(Beginning of Provided entries)

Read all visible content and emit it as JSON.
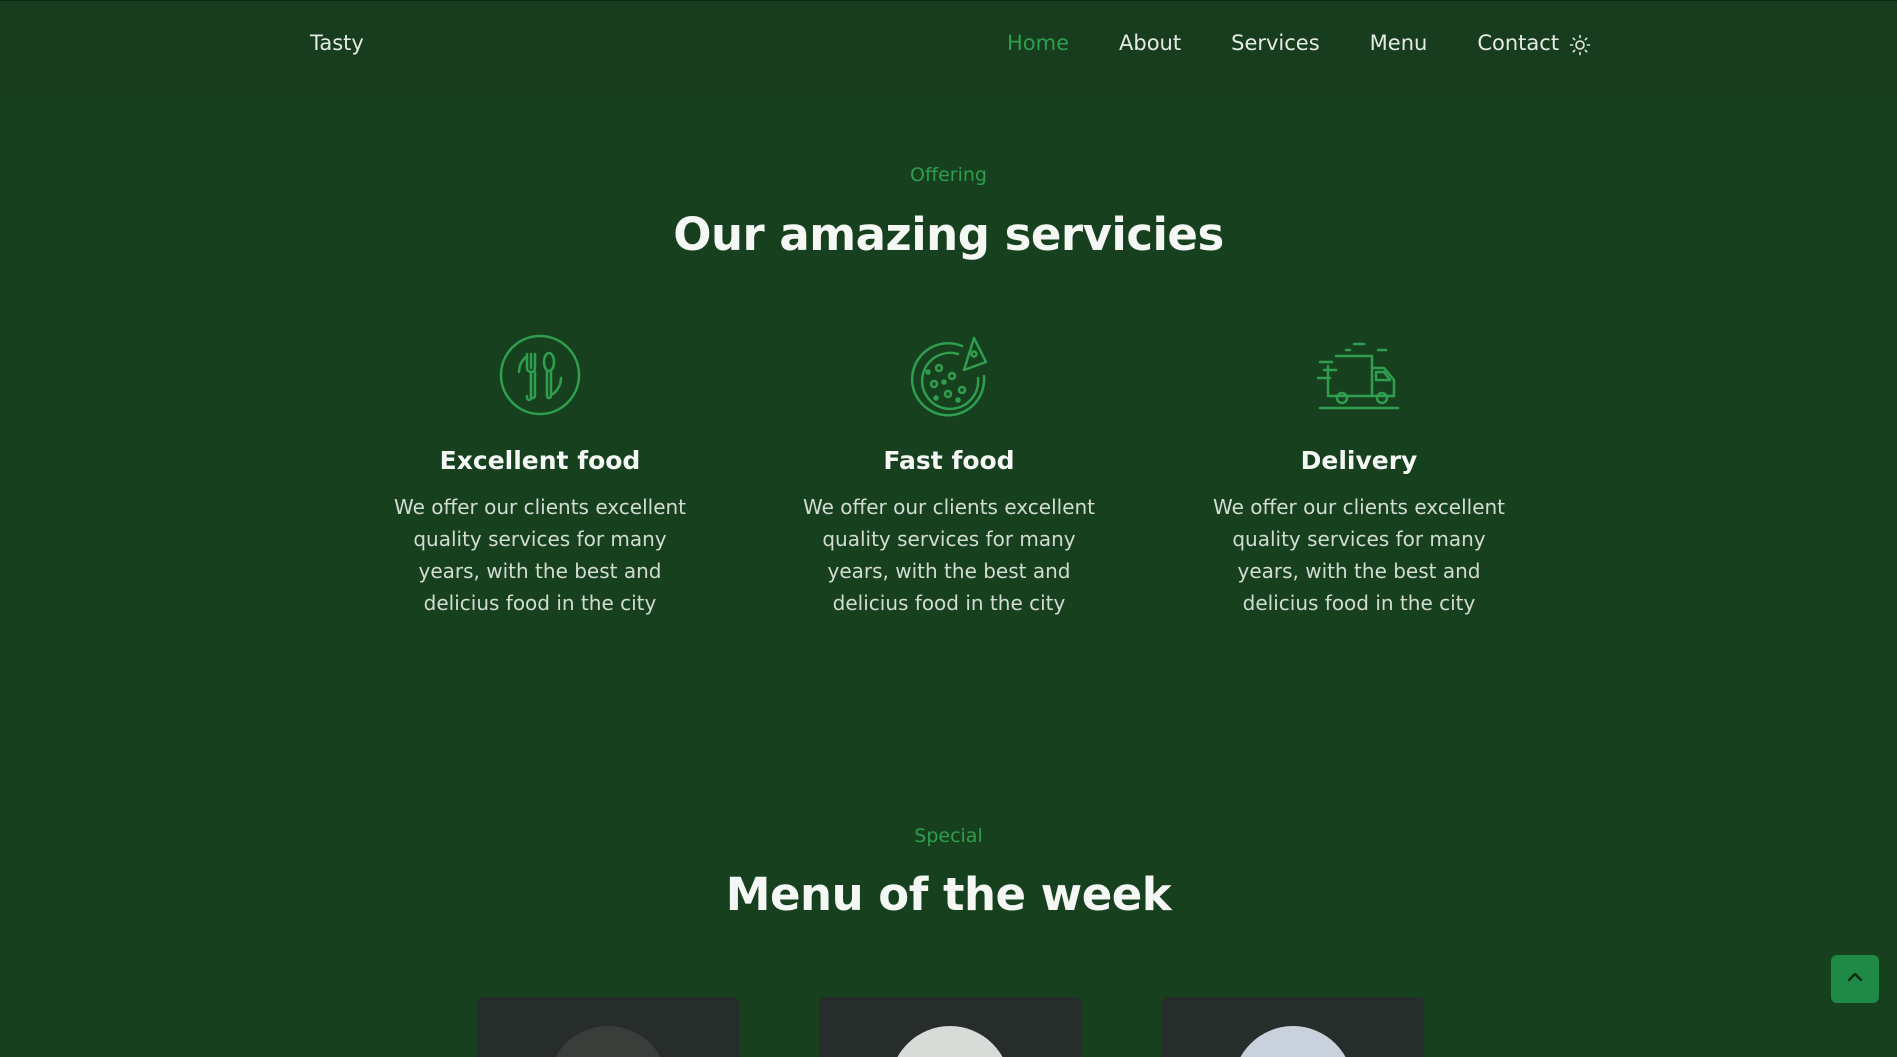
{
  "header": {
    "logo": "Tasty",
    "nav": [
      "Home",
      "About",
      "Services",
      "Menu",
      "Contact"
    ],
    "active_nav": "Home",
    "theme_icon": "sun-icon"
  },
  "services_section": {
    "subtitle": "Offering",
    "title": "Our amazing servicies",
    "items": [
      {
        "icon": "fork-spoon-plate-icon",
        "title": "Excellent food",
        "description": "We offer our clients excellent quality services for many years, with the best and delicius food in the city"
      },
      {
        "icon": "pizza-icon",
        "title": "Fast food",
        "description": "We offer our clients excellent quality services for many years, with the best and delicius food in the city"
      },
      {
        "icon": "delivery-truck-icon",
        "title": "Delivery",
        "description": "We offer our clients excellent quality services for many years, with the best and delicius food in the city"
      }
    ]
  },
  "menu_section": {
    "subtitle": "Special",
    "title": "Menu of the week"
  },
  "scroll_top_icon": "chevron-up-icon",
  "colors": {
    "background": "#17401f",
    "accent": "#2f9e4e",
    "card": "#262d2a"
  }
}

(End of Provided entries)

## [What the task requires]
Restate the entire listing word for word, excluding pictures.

## [Answer to this exercise]
Read all visible content and emit it as JSON.
{
  "header": {
    "logo": "Tasty",
    "nav": [
      "Home",
      "About",
      "Services",
      "Menu",
      "Contact"
    ],
    "active_nav": "Home",
    "theme_icon": "sun-icon"
  },
  "services_section": {
    "subtitle": "Offering",
    "title": "Our amazing servicies",
    "items": [
      {
        "icon": "fork-spoon-plate-icon",
        "title": "Excellent food",
        "description": "We offer our clients excellent quality services for many years, with the best and delicius food in the city"
      },
      {
        "icon": "pizza-icon",
        "title": "Fast food",
        "description": "We offer our clients excellent quality services for many years, with the best and delicius food in the city"
      },
      {
        "icon": "delivery-truck-icon",
        "title": "Delivery",
        "description": "We offer our clients excellent quality services for many years, with the best and delicius food in the city"
      }
    ]
  },
  "menu_section": {
    "subtitle": "Special",
    "title": "Menu of the week"
  },
  "scroll_top_icon": "chevron-up-icon",
  "colors": {
    "background": "#17401f",
    "accent": "#2f9e4e",
    "card": "#262d2a"
  }
}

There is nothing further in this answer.